* _Assignment_: If a line in the entries below includes the string "Chat", copy it out.

※

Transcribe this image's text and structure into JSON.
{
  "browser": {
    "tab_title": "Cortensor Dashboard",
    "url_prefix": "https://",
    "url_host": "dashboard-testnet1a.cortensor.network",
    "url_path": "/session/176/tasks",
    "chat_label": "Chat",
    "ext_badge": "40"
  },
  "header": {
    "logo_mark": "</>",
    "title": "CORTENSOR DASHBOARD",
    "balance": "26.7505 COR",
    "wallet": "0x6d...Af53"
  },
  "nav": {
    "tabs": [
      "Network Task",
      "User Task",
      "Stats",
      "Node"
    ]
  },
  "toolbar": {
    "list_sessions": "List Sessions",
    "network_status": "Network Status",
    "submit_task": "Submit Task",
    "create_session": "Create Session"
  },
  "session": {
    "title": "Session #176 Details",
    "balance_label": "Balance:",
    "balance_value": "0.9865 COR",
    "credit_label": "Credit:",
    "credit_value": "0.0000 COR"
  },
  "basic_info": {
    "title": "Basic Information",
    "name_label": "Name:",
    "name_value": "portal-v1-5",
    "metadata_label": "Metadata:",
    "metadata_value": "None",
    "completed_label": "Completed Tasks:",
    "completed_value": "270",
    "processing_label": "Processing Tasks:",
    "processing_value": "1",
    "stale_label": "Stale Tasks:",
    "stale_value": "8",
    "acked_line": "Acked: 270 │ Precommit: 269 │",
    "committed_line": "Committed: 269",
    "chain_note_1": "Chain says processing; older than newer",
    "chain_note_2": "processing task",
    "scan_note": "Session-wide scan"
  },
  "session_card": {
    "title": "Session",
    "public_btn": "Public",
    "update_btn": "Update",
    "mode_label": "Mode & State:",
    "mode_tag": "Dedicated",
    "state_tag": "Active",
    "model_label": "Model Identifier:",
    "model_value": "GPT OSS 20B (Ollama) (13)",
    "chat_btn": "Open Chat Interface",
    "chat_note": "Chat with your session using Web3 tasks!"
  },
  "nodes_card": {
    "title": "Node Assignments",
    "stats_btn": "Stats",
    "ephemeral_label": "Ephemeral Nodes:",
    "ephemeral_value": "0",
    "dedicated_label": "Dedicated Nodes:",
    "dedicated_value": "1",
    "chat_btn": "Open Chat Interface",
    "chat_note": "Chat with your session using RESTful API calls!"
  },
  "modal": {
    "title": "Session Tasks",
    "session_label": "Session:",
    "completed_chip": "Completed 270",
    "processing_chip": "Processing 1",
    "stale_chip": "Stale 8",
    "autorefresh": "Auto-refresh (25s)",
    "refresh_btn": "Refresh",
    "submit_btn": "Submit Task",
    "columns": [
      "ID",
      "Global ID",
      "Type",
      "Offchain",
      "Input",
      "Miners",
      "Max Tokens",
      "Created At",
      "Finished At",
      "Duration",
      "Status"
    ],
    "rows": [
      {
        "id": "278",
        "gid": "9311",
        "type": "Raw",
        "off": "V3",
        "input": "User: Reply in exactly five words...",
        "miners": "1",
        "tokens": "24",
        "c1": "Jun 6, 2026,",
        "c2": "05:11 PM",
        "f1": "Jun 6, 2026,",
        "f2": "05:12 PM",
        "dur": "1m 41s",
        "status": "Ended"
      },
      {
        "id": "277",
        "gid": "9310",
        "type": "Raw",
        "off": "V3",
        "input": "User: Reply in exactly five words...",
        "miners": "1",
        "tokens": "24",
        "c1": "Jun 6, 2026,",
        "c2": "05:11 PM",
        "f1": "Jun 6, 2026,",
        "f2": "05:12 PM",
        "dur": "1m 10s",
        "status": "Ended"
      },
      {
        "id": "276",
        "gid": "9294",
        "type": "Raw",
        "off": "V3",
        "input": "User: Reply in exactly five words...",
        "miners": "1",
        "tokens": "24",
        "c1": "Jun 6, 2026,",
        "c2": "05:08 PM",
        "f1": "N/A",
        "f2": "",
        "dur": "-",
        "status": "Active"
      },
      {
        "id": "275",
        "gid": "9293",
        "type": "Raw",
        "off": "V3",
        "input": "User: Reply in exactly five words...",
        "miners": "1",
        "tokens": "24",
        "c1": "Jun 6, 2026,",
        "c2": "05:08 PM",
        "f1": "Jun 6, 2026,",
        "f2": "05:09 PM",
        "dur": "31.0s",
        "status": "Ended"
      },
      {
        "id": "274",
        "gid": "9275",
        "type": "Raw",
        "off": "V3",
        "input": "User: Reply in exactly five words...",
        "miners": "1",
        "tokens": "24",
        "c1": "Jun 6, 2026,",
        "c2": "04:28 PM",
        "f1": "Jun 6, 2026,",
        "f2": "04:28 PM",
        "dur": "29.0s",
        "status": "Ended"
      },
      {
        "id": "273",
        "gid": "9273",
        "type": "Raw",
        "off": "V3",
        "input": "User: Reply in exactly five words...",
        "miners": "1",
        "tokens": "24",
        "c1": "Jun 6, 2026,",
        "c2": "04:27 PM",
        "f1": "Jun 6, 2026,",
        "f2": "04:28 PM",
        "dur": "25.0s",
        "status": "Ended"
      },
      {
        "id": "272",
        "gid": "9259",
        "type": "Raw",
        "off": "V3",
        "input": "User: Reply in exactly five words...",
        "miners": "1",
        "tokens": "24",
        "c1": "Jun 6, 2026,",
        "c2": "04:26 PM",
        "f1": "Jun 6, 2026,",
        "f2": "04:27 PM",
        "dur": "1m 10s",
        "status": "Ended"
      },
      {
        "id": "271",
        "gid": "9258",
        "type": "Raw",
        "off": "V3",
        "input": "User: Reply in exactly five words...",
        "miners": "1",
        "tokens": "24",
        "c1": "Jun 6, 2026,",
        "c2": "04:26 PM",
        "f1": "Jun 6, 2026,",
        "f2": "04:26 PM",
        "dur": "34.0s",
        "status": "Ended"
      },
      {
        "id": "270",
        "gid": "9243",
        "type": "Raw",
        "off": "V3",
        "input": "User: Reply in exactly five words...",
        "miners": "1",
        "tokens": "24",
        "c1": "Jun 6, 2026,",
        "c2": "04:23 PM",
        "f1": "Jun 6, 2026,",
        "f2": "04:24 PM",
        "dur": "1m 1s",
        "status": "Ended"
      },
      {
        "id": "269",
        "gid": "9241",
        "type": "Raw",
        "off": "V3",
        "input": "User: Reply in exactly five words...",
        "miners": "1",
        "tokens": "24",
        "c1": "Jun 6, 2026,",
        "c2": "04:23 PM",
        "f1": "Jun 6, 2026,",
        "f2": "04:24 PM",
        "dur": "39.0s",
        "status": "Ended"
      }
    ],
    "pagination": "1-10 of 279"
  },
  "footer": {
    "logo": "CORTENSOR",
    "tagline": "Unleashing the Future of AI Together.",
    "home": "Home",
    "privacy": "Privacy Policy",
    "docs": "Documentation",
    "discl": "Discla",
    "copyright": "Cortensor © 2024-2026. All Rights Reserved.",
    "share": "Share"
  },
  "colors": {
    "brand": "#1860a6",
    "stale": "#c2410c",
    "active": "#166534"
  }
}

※

* _Output_:
    "chat_label": "Chat",
    "chat_btn": "Open Chat Interface",
    "chat_note": "Chat with your session using Web3 tasks!"
    "chat_btn": "Open Chat Interface",
    "chat_note": "Chat with your session using RESTful API calls!"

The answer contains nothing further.